This is not my usual type of post. It’s not a story about me but news about the church I love. The church in which I labor in love. I make my living there with words and words matter.
The Episcopal Church is a liturgical church. We pray what we believe, and we believe what we pray: lex orendi, lex credendi. Our bedrock beliefs (interpreted in myriad ways) are printed between the covers of the Book of Common Prayer.The Prayer Book is common not because it is commonplace but because its prayerful words are shared across both space and time.

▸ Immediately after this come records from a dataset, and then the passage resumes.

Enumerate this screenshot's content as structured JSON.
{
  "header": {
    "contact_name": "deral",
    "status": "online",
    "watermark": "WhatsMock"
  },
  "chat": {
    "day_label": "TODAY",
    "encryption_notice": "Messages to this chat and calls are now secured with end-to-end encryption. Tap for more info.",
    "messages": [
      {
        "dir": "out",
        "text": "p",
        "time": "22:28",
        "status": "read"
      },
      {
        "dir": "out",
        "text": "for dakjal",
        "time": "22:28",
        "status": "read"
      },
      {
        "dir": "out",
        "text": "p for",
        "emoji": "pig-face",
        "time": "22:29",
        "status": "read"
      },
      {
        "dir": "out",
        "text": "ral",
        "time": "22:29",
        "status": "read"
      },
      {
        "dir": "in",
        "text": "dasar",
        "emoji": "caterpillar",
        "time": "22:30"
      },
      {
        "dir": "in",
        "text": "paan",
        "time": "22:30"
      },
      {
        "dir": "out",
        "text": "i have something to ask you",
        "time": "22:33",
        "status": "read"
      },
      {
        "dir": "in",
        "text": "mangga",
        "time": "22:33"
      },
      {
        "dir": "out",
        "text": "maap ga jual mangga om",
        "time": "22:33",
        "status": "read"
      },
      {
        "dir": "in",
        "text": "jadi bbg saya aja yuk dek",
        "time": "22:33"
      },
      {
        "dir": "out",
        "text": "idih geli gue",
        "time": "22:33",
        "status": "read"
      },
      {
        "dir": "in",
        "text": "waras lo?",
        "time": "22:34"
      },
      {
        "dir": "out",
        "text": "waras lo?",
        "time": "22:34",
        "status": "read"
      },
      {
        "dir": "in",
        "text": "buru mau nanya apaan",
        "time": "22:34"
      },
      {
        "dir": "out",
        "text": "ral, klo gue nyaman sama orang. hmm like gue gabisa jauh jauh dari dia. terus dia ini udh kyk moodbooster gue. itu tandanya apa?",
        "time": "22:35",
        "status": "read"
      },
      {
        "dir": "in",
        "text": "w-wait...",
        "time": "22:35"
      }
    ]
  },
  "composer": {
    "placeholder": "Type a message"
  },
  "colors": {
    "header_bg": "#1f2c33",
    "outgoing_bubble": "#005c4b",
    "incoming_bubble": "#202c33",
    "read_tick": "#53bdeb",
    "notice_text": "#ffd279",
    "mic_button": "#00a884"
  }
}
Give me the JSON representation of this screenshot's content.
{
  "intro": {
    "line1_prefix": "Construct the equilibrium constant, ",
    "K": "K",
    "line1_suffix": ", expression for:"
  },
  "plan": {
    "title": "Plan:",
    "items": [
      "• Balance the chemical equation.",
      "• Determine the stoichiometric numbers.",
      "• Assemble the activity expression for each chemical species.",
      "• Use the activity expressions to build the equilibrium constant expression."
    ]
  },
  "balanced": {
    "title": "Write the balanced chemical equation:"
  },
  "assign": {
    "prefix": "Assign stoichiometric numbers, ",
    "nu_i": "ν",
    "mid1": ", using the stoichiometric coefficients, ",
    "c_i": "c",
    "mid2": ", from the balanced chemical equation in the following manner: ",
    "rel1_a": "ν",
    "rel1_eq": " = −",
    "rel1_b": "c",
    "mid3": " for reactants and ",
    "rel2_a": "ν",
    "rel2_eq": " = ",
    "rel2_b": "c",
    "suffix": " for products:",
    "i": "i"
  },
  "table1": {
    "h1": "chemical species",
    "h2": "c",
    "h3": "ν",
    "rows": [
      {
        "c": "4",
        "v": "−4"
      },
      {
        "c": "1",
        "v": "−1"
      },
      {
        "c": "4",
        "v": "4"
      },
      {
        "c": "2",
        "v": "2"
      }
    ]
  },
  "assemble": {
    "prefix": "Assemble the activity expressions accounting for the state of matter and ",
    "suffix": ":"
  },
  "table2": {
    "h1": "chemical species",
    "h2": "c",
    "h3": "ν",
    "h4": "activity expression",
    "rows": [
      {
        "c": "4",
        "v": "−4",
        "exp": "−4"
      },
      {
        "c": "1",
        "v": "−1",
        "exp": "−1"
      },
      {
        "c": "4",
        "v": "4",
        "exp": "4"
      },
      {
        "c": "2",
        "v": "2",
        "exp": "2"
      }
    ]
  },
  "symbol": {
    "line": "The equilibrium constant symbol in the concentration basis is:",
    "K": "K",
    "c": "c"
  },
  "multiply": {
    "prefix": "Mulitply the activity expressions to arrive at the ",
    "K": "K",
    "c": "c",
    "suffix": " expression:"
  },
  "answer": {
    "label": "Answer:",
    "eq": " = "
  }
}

Anglicans are both catholic and protestant. The BCP is a direct descendant of the Roman Catholic Mass. We worship God both in word and sacrament and read from Holy Scripture. Since the very first prayer book of 1549, the Book of Common Prayer defines what it means to be an Anglican, globally (and Episcopalian, locally.)
This does not mean that Yahweh handed down the BCP from Mount Sinai on stone tablets or that Jesus celebrated his Last Supper with the Book of Common Prayer! Each province of the Anglican Communion has its own version of the BCP. The first American prayer book was published in 1789 and has been revised many times to reflect the times.
We are now using the 1979 edition. Some “cradle Episcopalians” still call this the “new prayer book”! Though slow to change, revisions to the Prayer Book are considered at General Convention every three years.
My parish Emmanuel’s Sunday bulletin is the Book of Common Prayer – just printed on different paper. This allows us to fully engage the liturgical richness of our tradition – as we cycle through all it has to offer.
General Convention met just this past summer in Austin, Texas. The process to begin the revision of the 1979 BCP was debated. Episcopalians do things by committee: scholars, bishops, clergy, lay people, new members – all included. It’s a long process taking many years. (The BCP before 1979 was 1928!)
As an interim step, General Convention overwhelmingly approved Expansive Language changes to Rite II for trial use.
Emmanuel will incorporate the changes into our Sunday bulletin starting November the 11th.
If you are a cradle Episcopalian and went through the previous revision, this process and these changes may annoy you!
On the other hand, being a cradle Episcopalian, you may celebrate the evolution of the liturgy.
And if you recently wandered into this corner of God’s kingdom, you might not even notice!
Here’s a sampling of the changes:
Opening Sentences: Blessed be God: holy, glorious, and undivided Trinity. And blessed be God’s reign now and forever. Amen.
“God be with you” instead of “the Lord be with you.”
“Hear what the Spirit is saying to God’s people” instead of “the word of the Lord.”
Nicene Creed now reads “was incarnate of the Holy Spirit and the Virgin Mary and became truly human” instead of “made man.”
Sometimes “he”, “Lord” are replaced with “Jesus,” “Christ”, or “Savior.” (But not always!)
Sometimes “Father” is replaced by “Almighty God”, “Holy One”, or “God Everlasting”. (But not always!)
If you want to read more, check out this article at Episcopal News Service:Convention Approves Uses of Expansive Language Version of Rite II.
At Emmanuel, starting October 28th, paper copies of all the changes will be available in the narthex.
Comments? Questions? All welcome!
Note: And if you’re in town, come worship with me at 8 a.m.or 10:30 a.m. any Sunday at Emmanuel Episcopal Church located at 1608 Russell Road, Alexandria, Virginia. ALL are welcome! NO exceptions!